Directions for this task :: Reproduce each line of the entries that carries "상담신청".

|---|

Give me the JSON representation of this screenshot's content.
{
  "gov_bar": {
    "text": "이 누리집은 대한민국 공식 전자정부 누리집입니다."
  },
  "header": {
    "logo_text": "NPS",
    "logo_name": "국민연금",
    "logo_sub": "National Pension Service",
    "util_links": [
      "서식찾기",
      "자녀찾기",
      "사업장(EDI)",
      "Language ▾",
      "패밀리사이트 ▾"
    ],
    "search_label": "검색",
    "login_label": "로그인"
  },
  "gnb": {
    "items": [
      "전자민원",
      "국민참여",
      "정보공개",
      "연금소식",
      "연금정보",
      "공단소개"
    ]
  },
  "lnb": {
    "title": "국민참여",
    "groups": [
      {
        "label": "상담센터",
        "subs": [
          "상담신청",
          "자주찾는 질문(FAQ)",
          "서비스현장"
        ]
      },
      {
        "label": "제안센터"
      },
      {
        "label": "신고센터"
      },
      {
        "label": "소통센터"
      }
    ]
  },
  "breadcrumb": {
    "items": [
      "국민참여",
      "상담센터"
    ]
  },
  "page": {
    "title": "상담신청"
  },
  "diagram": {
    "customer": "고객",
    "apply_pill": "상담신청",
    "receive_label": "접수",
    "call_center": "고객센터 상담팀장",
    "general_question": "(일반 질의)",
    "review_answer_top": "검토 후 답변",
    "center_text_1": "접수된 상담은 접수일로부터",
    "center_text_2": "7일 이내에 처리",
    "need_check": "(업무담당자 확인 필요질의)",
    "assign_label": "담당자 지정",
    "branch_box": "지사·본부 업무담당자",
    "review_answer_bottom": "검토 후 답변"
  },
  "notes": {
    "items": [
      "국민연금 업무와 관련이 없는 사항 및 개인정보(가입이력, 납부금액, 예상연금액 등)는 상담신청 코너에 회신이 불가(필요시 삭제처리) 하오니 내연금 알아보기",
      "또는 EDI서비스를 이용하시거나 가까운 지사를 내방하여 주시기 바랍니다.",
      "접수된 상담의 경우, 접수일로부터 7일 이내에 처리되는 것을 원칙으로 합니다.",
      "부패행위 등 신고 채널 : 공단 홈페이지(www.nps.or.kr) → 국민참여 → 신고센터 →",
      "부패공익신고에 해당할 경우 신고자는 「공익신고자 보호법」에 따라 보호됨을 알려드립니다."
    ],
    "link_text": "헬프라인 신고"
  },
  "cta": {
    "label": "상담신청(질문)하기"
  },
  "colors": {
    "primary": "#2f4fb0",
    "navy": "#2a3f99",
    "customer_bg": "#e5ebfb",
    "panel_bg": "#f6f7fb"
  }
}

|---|

Reply ::
          "상담신청",
    "title": "상담신청"
    "apply_pill": "상담신청",
      "국민연금 업무와 관련이 없는 사항 및 개인정보(가입이력, 납부금액, 예상연금액 등)는 상담신청 코너에 회신이 불가(필요시 삭제처리) 하오니 내연금 알아보기",
    "label": "상담신청(질문)하기"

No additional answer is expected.